Description of the task
Only lines containing the string "name" belong in the answer; find them in the records and copy them.

App and web page records
※

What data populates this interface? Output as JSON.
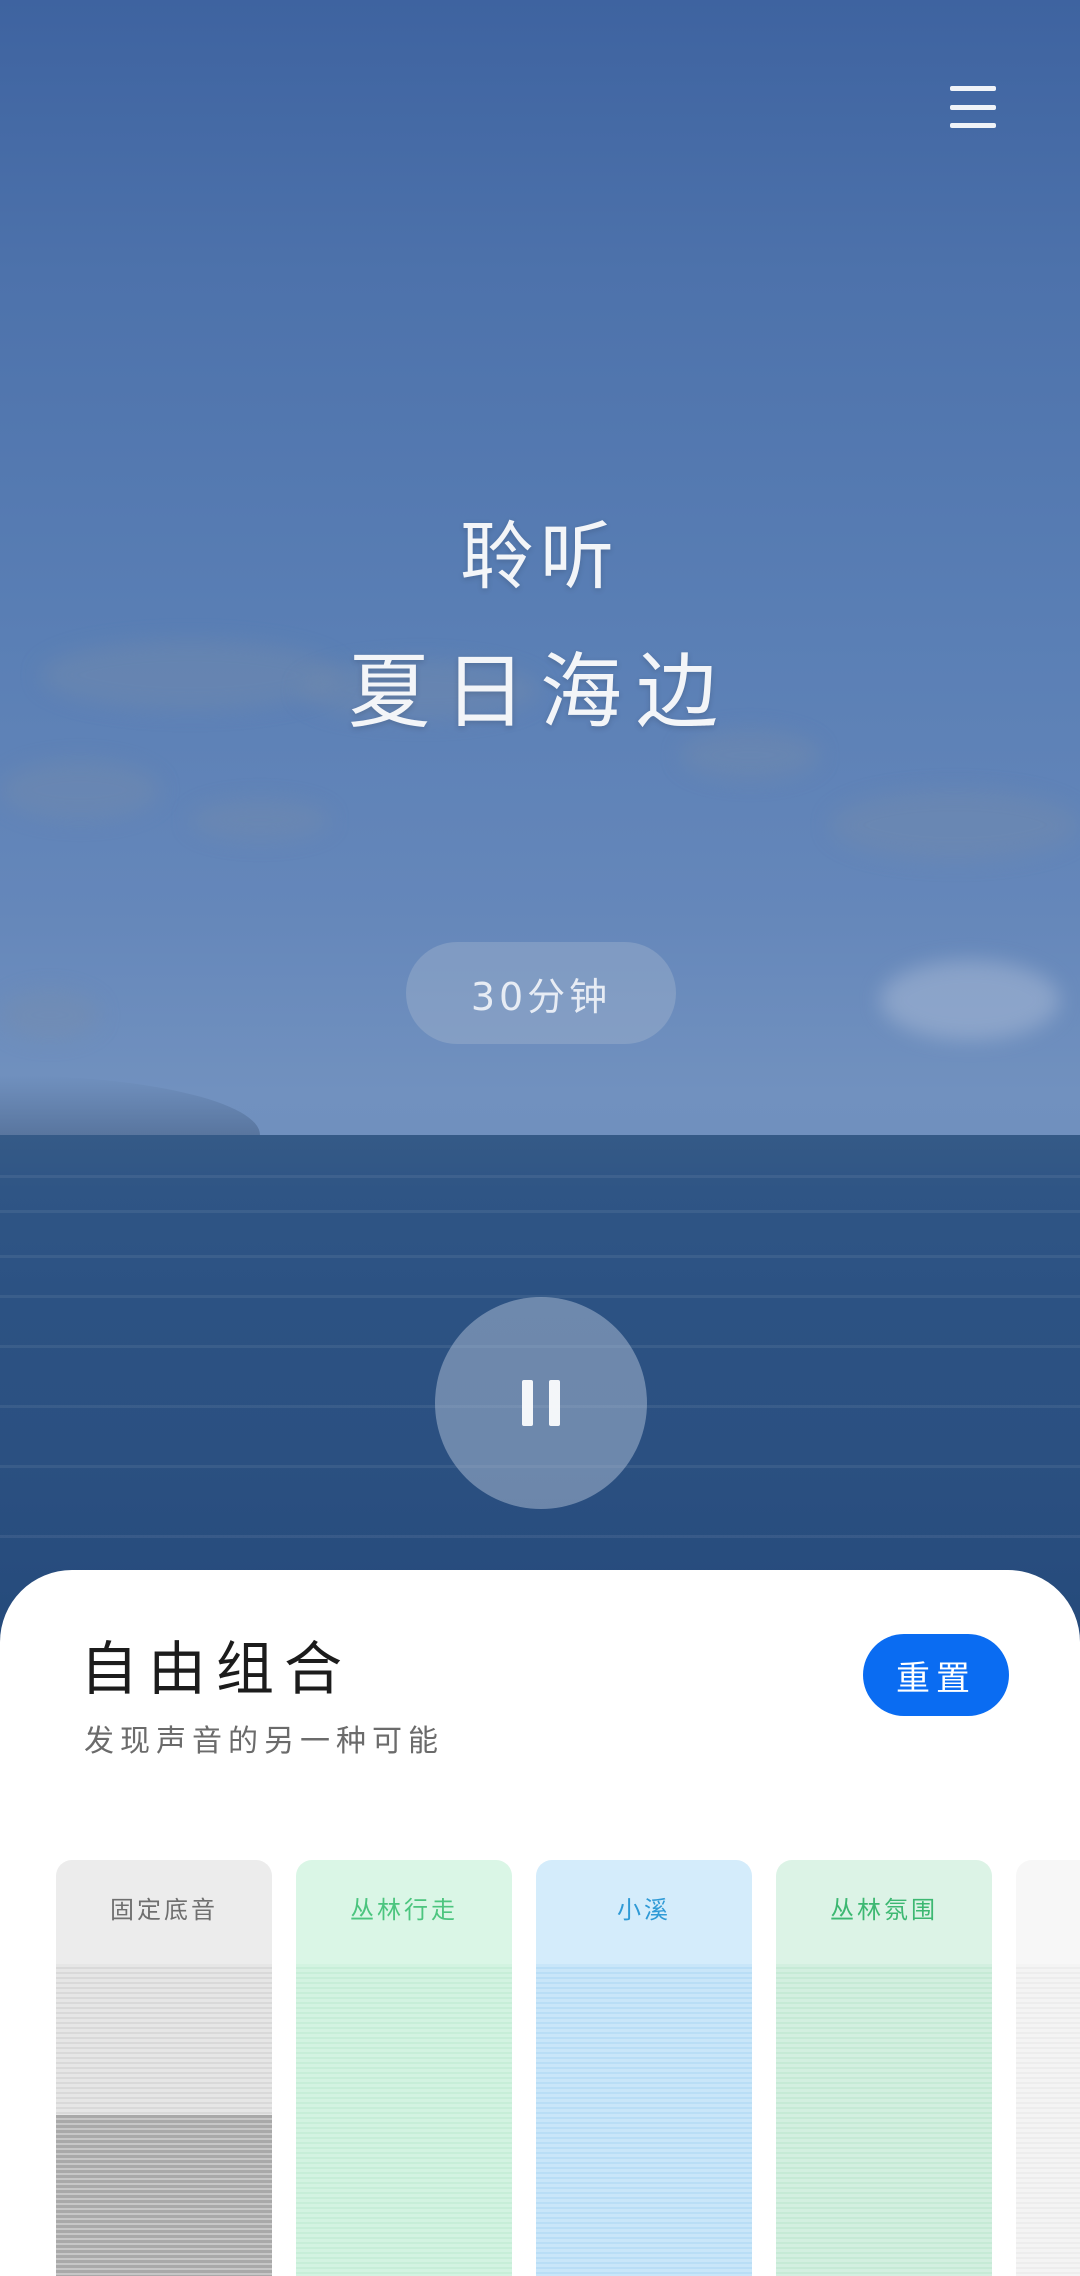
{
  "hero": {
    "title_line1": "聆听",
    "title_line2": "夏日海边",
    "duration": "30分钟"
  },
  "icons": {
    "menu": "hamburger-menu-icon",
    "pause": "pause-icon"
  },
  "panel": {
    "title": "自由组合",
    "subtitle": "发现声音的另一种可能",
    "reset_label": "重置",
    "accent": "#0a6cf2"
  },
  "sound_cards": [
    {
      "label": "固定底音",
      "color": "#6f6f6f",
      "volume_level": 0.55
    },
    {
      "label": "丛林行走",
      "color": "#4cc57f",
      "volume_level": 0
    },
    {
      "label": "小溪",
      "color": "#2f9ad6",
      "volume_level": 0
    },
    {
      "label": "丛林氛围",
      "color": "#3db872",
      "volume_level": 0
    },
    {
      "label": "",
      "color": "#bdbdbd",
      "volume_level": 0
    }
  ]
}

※

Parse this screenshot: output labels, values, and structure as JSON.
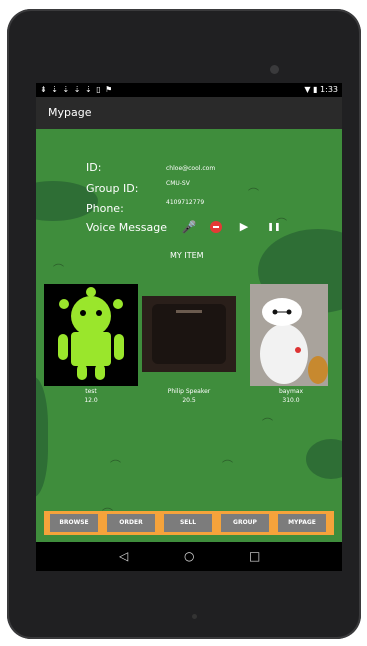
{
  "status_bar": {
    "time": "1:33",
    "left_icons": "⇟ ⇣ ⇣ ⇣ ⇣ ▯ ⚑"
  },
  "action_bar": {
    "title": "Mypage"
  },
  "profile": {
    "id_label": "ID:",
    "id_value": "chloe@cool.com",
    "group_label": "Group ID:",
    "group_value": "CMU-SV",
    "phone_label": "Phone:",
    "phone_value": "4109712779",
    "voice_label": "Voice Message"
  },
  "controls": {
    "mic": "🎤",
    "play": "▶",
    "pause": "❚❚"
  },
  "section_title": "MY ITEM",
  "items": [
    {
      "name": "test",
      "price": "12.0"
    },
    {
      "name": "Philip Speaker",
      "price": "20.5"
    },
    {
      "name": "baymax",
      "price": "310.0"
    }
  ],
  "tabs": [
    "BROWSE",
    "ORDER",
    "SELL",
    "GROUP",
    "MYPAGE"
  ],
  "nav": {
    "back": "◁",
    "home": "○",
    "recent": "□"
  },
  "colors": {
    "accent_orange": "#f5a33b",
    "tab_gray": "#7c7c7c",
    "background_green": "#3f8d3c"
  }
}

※

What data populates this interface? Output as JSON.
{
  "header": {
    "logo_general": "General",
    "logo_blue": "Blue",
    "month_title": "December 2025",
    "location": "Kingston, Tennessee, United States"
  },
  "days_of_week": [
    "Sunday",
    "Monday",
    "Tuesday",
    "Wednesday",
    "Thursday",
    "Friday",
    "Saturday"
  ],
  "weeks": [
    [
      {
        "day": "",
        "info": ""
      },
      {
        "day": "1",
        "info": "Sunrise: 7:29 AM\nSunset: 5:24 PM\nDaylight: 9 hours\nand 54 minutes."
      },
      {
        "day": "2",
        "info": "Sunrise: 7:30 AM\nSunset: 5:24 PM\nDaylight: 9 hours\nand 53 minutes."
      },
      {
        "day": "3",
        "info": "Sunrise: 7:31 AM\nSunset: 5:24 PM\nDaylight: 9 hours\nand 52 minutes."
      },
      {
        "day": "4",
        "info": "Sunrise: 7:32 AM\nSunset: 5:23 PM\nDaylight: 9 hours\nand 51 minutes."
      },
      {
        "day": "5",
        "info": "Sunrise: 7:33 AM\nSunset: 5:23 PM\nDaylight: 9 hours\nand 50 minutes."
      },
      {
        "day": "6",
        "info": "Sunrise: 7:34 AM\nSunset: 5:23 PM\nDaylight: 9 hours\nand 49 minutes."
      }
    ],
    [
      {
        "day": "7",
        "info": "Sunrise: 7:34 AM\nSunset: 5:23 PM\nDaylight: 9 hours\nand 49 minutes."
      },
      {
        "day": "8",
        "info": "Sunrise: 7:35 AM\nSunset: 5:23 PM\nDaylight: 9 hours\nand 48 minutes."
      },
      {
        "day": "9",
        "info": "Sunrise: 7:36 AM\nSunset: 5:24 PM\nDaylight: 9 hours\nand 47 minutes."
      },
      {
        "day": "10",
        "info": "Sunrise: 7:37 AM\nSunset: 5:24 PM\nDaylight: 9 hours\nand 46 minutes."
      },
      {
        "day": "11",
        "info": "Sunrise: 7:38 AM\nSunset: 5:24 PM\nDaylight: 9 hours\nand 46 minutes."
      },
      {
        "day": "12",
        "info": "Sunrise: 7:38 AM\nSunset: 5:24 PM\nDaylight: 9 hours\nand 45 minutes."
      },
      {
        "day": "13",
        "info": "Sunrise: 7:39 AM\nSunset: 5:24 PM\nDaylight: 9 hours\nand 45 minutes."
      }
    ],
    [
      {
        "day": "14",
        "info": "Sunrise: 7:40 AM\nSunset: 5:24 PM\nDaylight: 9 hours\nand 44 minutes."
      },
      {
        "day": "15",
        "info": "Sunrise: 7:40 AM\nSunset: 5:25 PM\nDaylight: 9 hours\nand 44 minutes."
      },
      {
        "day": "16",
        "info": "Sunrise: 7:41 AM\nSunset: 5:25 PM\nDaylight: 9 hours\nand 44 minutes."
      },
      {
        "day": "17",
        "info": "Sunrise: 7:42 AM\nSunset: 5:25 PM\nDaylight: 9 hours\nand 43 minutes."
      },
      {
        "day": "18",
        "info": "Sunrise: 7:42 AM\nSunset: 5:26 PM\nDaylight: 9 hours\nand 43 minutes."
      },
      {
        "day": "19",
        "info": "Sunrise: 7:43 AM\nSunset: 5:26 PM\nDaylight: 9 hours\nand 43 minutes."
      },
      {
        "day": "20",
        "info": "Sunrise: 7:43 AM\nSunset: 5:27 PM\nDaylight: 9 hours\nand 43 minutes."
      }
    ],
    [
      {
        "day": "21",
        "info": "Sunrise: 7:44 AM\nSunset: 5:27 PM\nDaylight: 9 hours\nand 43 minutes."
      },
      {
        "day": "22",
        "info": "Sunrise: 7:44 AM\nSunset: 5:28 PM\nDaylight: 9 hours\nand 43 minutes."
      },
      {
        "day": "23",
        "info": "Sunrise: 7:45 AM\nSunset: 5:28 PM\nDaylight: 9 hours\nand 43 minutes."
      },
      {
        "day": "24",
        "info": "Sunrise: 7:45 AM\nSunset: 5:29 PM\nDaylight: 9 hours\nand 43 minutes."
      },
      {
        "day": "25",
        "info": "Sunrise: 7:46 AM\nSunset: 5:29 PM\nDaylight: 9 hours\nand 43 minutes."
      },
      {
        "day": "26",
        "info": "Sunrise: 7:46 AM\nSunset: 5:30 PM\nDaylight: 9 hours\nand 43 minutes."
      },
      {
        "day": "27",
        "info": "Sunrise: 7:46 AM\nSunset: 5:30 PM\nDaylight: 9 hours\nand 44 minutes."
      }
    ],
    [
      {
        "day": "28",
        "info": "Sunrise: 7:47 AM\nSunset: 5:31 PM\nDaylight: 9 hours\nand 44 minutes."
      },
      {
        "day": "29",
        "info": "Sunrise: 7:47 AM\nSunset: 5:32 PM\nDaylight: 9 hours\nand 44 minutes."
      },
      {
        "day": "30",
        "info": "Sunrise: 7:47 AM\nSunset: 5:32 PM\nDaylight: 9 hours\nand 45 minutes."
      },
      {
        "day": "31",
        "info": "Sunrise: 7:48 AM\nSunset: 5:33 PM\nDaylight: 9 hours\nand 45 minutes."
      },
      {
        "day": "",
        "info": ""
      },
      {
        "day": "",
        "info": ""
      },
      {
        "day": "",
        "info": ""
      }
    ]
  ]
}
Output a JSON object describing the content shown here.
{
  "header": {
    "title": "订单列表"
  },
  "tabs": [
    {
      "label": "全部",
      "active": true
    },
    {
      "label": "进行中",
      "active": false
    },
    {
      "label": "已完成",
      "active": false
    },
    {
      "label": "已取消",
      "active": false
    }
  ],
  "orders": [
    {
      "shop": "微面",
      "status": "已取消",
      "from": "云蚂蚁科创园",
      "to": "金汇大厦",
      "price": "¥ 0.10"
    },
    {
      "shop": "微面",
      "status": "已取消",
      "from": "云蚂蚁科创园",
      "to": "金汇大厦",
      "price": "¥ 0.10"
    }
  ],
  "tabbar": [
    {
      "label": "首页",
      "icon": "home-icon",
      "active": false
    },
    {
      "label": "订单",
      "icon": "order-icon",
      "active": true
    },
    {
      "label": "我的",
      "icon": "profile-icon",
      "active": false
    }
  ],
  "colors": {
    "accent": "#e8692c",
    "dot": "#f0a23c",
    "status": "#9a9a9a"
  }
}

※

Your response
      "name": "test",
      "name": "Philip Speaker",
      "name": "baymax",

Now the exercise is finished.